The Select Committee Liaison Report “The effectiveness and influence of the select committee system” from 2019 stresses the importance of diversity in the inquiry process especially in terms of witness participation. UPEN echoed this in its report “Opening Up Parliament” this month, particularly stressing the permanent adoption of hybrid proceedings where witnesses can appear remotely.
I felt EDI was addressed at several points in the inquiry process but not through the background and ongoing research performed, usually, by Select Committee Specialists.
Approaching Information Literacy in the workplace from an EDI angle allowed me to:
- Support the organisational goals of Parliament
- Provide a “hook” to attract colleagues

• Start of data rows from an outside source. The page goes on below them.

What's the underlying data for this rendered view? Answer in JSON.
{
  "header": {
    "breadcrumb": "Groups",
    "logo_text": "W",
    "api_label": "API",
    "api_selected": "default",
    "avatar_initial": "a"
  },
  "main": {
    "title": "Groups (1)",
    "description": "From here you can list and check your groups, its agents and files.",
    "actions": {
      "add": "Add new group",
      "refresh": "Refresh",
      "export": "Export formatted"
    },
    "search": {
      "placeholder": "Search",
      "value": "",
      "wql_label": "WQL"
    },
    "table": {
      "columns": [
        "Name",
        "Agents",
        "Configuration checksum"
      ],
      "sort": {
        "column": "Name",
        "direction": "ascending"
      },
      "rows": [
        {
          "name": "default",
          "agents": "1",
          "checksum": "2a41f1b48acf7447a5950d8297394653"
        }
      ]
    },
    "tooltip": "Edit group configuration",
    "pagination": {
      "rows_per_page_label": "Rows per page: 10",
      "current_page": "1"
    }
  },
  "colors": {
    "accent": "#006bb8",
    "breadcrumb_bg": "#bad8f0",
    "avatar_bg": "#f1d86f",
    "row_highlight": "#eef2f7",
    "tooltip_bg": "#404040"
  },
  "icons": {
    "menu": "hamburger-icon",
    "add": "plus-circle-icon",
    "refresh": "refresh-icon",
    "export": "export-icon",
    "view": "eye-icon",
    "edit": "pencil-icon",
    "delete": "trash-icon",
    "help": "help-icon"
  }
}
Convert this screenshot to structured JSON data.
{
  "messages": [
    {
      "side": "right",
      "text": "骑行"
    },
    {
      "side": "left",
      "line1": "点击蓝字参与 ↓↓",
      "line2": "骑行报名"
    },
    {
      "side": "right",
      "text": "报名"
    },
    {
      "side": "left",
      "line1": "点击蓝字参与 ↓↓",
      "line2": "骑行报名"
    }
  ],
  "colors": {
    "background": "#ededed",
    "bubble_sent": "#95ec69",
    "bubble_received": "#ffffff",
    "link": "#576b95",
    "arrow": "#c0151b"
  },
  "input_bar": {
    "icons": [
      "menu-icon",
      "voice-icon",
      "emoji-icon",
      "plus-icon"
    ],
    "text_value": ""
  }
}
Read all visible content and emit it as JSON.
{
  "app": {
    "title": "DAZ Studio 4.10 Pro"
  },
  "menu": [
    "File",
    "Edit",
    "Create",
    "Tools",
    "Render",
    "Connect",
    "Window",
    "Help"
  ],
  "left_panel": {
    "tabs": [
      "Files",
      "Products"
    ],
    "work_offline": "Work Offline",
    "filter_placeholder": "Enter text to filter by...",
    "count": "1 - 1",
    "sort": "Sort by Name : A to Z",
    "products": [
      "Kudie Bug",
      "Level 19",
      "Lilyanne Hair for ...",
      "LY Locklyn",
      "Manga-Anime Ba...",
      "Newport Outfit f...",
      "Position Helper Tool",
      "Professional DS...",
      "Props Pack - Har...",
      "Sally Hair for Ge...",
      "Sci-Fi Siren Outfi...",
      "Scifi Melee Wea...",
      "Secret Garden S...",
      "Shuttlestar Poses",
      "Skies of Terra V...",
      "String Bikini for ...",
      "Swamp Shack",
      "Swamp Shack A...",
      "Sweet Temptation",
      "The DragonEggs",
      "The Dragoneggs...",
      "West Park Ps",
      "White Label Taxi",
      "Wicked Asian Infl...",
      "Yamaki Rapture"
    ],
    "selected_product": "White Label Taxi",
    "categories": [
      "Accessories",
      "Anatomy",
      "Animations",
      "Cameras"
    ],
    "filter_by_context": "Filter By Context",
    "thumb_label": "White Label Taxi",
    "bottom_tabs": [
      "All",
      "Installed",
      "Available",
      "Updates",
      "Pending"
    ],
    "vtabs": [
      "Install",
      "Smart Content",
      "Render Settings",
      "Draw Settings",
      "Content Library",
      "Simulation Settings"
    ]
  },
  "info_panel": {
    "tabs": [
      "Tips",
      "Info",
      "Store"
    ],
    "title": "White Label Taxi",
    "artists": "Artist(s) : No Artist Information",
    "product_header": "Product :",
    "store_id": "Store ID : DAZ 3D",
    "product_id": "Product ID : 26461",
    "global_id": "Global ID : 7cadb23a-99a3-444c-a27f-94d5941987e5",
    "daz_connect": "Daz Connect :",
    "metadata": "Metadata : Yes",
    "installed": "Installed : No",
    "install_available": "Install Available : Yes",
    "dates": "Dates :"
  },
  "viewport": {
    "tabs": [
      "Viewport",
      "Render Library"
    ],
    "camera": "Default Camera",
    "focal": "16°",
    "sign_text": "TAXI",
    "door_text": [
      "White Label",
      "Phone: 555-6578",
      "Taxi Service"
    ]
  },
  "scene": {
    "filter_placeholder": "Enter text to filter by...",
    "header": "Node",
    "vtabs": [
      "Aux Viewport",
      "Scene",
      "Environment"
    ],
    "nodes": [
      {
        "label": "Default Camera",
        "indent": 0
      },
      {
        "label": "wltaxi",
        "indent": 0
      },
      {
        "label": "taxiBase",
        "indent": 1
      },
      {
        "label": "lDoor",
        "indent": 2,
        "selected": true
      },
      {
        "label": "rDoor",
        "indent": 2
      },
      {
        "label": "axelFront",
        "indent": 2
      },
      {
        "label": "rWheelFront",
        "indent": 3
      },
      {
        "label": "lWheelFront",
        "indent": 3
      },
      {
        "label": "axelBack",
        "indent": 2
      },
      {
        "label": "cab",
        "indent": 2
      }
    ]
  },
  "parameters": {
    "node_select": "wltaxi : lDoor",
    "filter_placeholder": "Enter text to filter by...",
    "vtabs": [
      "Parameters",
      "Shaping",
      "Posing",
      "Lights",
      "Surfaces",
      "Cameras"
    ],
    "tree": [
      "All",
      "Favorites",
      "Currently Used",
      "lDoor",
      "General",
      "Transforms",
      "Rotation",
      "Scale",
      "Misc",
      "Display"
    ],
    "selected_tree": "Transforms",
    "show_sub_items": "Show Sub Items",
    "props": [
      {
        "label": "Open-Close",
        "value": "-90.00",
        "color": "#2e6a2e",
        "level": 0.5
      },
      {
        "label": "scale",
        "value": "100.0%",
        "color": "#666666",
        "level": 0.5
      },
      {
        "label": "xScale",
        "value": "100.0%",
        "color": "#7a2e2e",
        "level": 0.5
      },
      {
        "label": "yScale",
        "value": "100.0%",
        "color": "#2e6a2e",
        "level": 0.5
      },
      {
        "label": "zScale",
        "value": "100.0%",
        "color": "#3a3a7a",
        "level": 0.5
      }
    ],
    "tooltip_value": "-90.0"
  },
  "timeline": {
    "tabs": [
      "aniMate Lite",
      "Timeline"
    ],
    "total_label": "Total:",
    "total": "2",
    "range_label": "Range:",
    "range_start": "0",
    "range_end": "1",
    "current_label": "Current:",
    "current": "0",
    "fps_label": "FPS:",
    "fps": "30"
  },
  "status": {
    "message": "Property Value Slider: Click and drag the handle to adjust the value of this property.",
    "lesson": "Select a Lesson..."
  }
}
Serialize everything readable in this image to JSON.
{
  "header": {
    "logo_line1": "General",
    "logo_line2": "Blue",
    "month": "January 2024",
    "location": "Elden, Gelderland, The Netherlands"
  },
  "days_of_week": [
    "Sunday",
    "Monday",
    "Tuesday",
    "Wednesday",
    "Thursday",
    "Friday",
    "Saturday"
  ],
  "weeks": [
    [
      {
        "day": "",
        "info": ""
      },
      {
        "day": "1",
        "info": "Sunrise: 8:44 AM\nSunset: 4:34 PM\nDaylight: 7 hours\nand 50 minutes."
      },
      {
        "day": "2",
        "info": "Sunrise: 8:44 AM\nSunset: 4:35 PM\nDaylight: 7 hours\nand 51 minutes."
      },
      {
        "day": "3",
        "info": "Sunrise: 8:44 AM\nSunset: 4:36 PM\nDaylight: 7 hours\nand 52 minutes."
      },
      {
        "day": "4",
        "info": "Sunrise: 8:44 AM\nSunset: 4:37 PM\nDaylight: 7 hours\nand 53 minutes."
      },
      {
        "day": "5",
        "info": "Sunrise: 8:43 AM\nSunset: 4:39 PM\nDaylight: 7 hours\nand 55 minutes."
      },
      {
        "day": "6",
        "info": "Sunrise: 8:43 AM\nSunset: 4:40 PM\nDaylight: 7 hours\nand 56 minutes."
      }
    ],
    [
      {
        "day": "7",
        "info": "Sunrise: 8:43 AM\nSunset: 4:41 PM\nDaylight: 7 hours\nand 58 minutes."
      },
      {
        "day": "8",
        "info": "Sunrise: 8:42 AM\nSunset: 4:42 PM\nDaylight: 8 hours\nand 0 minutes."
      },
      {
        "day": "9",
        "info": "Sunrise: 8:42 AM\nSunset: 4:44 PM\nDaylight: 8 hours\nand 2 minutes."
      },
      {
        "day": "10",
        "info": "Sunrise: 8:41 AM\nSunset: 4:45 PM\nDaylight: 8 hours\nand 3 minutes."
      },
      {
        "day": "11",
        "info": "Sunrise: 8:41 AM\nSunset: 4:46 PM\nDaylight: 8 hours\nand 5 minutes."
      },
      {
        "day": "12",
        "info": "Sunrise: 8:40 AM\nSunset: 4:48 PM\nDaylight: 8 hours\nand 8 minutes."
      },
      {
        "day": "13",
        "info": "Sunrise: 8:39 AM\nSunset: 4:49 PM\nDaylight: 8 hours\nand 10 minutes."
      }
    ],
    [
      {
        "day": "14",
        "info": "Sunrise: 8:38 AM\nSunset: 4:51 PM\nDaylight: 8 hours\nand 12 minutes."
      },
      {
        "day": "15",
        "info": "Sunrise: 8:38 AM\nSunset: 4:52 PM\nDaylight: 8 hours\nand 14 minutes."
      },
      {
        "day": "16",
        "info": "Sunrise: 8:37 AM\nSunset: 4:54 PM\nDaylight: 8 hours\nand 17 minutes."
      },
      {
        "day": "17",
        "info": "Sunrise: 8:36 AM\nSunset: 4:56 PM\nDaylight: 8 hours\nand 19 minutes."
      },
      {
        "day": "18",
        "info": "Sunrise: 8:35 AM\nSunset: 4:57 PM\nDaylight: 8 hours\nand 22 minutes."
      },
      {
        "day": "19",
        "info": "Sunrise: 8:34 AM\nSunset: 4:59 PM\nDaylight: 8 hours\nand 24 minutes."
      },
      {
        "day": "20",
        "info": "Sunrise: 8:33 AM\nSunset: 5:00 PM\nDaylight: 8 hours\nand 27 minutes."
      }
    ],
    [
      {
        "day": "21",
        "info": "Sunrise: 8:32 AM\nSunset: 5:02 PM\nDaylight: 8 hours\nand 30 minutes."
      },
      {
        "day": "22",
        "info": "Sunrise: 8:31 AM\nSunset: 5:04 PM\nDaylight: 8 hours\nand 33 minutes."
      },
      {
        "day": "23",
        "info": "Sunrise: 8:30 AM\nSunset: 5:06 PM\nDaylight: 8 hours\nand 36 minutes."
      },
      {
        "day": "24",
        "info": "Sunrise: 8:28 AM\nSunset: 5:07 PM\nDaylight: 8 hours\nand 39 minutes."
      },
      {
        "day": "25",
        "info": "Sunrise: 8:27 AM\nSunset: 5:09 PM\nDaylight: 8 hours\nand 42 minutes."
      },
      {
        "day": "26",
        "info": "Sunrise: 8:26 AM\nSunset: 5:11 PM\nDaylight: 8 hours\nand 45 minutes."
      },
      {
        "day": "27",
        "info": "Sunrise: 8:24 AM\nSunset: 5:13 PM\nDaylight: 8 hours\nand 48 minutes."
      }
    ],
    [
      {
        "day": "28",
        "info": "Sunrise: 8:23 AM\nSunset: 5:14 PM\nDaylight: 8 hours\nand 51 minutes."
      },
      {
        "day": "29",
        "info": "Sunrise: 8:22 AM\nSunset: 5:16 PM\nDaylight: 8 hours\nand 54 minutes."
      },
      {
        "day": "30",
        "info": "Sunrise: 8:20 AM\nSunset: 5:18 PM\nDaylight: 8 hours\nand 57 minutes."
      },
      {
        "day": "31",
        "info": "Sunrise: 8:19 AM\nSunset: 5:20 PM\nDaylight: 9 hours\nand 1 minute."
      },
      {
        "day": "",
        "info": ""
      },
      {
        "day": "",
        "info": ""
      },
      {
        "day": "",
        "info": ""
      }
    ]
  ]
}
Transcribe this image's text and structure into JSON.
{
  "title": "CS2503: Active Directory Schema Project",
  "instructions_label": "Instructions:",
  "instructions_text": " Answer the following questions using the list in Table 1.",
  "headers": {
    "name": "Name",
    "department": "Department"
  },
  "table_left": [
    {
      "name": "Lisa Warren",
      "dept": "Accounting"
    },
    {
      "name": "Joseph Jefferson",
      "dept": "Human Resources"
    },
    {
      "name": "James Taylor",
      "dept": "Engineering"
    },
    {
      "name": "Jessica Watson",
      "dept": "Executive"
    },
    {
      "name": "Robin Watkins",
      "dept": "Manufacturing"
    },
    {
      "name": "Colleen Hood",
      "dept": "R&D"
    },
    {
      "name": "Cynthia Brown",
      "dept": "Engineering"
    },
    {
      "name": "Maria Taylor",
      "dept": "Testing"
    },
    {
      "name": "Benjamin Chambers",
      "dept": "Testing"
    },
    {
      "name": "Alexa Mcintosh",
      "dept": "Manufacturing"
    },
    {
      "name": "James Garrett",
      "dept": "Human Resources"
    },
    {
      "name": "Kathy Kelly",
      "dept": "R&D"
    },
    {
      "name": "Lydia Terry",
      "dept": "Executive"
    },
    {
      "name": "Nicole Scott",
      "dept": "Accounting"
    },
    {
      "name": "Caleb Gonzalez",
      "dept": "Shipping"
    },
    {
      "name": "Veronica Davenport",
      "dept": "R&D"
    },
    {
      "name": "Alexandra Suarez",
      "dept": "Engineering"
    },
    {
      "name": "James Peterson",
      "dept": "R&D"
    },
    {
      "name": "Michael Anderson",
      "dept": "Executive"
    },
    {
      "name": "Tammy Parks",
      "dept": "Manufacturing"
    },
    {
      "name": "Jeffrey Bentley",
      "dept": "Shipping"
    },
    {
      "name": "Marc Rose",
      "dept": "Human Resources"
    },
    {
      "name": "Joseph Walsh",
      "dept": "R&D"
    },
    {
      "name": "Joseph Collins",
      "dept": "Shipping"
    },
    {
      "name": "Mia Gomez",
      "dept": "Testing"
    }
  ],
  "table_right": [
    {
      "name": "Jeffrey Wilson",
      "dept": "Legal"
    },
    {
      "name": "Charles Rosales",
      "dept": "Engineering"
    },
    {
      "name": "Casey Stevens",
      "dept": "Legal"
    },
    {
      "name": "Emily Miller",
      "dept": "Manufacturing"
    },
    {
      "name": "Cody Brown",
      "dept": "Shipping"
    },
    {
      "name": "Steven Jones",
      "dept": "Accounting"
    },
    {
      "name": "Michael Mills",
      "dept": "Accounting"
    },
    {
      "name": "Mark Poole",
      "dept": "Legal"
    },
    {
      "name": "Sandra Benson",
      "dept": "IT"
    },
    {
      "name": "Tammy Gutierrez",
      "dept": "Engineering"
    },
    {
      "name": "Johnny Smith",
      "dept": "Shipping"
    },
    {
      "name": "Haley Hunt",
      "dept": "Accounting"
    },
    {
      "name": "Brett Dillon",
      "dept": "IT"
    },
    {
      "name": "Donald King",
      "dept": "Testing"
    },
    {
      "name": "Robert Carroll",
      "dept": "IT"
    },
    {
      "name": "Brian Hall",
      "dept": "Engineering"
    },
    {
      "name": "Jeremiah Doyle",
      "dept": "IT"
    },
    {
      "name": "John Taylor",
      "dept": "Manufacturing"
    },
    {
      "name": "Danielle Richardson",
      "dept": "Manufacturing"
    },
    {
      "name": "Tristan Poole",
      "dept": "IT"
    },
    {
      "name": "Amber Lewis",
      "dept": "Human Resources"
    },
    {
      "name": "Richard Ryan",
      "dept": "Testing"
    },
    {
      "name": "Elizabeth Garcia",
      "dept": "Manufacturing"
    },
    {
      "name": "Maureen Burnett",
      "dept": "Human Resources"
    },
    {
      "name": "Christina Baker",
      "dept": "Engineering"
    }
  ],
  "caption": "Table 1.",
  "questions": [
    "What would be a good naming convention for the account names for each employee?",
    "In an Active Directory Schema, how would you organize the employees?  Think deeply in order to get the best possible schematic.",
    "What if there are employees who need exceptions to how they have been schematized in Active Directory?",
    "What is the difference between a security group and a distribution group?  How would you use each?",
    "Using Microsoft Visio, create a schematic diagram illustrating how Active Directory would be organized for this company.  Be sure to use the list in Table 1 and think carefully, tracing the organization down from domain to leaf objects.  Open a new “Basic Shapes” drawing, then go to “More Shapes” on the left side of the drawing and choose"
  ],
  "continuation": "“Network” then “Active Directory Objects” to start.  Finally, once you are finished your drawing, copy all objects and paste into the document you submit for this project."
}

- Further thinking about research in practice and its impact
I find it important to stress that fellow library and information professionals have developed a similar approach, often as part of decolonising movements. Towards the end of developing the modules, I caught up with the librarians at Goldsmiths University to swap notes on how we tackled different.
Earlier on in my project; I highlighted the different stages information literacy-related activities during an inquiry and drew out five focuses to articulate modules around:
- Identifying information need
- Searching for information
- Assessing information
- Manage information needs
- Communicating information
I was keen to define straight away what the five modules fitting under those focuses would be.
After some consultation, I settled on:
- Research biases: an exploration of cognitive and technological biases affecting the discovery of diverse information. This is delivered to groups to encourage discussions and knowledge sharing.
- Finding diverse sources: presentation and discussion of diverse bibliographic sources and how to find more. This is delivered to groups to encourage discussions and knowledge sharing.
- Diverse critical appraisal: a dive into what fakes news and post-truth politics means for research and how to methodically appraise information with EDI in mind. This is delivered to groups to encourage discussions and knowledge sharing.
- Diverse current awareness: a more personal look at how to set up methods for current awareness that reflect current and ongoing developments across diverse sources in the chosen policy area of the individual signed up for this 1:1 session.
- Inclusive citation: a talk highlighting the principles of inclusive citation and discussion about how this is applied in the research work of Select Committees.
With all modules defined and scoped out; all that was left was the development of the course content; taking into account remote delivery at the time and potential for hybrid delivery in future.
In my next blog post I will talk about the collaborative development process used in order to assess the relevance of the modules and enhance the content with concrete examples.